Fitch Ratings has affirmed Nigeria’s long-term foreign and local currency Issuer Default Rating (IDRs) at ‘BB-‘ and ‘BB’ respectively.
However, the global ratings agency stated that its outlook on Nigeria’s long-term IDRs are Negative, as against the stable outlook it had assigned the country last year. The issue ratings on Nigeria’s senior unsecured foreign-currency bonds were also affirmed at ‘BB-‘.
The ratings by Fitch comes exactly seven days after another global ratings agency, Standard & Poor’s (S&P) rated Nigeria B+ and assigned a stable outlook to the country.
Continuing, Fitch explained in a statement yesterday that Nigeria’s Country Ceiling was affirmed at ‘BB-‘ and the Short-term foreign-currency IDR at ‘B’.
It emphasised that the affirmation of Nigeria’s ratings was based on the fact that the political uncertainty that preceded the 2015 elections had since subsided and power had transitioned peacefully to the administration of President Muhammadu Buhari, who was sworn-in in May.
“This is the first democratic transition of power to an opposition party in Nigeria, and highlights the strengthening of political institutions. President Buhari has prioritised improving security, reducing corruption, and fostering economic growth and job creation.

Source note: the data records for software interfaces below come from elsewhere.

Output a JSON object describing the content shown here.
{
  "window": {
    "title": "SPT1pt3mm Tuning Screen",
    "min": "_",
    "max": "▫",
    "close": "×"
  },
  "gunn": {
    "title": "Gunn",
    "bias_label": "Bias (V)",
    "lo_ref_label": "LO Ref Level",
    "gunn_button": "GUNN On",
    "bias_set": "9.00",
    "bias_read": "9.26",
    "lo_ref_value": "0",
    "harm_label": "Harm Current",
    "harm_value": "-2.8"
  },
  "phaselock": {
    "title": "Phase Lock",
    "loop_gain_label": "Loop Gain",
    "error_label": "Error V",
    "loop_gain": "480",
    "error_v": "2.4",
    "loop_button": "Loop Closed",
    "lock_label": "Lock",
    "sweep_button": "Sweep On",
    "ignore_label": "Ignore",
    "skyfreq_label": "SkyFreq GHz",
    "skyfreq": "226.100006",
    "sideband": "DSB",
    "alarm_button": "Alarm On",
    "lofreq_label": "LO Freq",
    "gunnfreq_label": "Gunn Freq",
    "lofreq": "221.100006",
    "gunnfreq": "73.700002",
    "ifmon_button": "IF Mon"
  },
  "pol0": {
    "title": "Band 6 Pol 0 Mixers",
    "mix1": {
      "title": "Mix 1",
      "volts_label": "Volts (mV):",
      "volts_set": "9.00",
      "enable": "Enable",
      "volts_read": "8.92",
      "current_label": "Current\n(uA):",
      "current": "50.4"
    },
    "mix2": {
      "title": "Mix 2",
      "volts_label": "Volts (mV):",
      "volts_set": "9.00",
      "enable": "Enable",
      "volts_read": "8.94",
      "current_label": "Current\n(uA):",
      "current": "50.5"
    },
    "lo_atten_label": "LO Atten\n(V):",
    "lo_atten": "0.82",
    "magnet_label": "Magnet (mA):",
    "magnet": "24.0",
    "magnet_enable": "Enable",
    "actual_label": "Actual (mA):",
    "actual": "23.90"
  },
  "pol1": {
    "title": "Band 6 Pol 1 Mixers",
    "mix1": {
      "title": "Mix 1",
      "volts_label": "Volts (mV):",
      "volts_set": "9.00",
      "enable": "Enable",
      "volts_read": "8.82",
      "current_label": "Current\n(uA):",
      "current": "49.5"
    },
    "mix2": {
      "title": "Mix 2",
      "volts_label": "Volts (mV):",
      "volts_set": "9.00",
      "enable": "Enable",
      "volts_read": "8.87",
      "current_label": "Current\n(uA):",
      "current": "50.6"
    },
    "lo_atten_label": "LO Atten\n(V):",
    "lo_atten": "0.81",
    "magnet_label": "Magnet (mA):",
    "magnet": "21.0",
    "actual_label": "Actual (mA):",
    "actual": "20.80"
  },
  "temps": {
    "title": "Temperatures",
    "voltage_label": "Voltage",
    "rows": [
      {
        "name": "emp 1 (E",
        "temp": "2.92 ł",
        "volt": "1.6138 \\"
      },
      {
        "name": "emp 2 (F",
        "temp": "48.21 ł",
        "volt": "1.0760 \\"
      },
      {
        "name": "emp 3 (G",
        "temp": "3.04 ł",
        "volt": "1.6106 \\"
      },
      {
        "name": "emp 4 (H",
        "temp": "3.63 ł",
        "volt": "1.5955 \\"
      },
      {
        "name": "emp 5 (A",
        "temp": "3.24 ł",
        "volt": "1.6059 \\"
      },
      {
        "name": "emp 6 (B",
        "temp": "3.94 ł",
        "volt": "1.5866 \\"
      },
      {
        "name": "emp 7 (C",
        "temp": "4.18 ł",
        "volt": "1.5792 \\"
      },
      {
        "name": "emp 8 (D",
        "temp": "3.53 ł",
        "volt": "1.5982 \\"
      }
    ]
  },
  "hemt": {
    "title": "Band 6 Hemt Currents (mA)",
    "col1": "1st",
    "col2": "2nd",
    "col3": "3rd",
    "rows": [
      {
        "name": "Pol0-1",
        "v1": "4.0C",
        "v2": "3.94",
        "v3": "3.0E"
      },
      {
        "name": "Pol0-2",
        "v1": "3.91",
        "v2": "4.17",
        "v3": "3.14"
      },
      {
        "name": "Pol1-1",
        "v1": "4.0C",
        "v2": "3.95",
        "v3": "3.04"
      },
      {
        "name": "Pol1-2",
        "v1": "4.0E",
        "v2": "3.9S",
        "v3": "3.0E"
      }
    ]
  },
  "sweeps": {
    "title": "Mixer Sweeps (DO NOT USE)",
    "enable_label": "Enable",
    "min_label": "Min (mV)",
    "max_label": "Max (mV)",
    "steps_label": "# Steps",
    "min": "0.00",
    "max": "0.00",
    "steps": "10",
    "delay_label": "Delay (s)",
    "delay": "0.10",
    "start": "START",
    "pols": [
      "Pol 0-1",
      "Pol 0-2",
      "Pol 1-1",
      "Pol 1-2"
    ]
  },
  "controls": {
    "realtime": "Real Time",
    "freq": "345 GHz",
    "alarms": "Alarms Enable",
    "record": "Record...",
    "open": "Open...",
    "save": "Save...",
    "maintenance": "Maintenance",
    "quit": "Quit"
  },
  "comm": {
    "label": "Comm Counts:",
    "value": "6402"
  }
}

Progress is being made in tackling Boko Haram, although the group retains a significant presence in parts of the North-east.
“The extended absence of a cabinet has caused delays in implementing economic policy, which has dented credibility at a time of significant challenges posed by lower oil prices, and significant uncertainty remains, particularly around the currency. To support the exchange rate, the central bank introduced measures that made foreign exchange unavailable for certain activities and were cited in the decision to remove Nigeria from the JP Morgan global benchmark bond index.
“Planned tax increases under the previous administration have not been implemented and the bulk of the fiscal adjustment burden has been absorbed by cutting capital spending,” Fitch stated.
Furthermore, it noted that the composition of a new cabinet in Nigeria will provide an important guide to the policy direction of the new government.
“Economic growth has slowed sharply in 2015, although it is set to rebound in 2016 and remains robust relative to peers. Lower oil production, election-related uncertainty, fiscal consolidation and restrictions on access to foreign exchange held back real gross domestic product (GDP) growth to 3.1 per cent in first half 2015, compared with an average of 5.6 per cent over the previous five years.
“With uncertainty over economic policy expected to ease and continued dynamism within the private sector, we forecast real GDP growth to rebound to an average of five per cent over 2016 and 2017. We forecast the general government deficit to widen this year, but at 3.1 per cent of GDP it will be lower than ‘BB’-rated peers.
“A currency devaluation in February and strengthened efforts to boost tax collection administration are supporting revenues. Some state and local governments have run up arrears, but these are being addressed by a rescheduling programme that restructures about USD1.6bn in short-term bank loans into 20-year federal government bonds. The restructuring will result in significant interest rate savings to state and local governments and cause only a small increase in the sovereign’s debt burden,” it added.
Fitch also pointed out that there has been no progress in rebuilding savings buffers in the country, with the excess crude account at $2.2 billion in mid-September 2015, adding that deficit financing will push up debt.
Nonetheless, it noted that with a large and diverse local investor base, Nigeria’s ejection from the JP Morgan benchmark global bond index in September will not cause financing strains.
“Administrative restrictions have allowed a modest rebound in foreign exchange reserves, to $31 billion (4.5 months of current external payments) at end-August compared with a peer median of four months. With lower oil prices pulling the current account into deficit, rebuilding reserves, which fell by 30 per cent in the year to June 2015, will pose challenges in the absence of an exchange rate adjustment.
Obinna Chima – Thisdaylive.com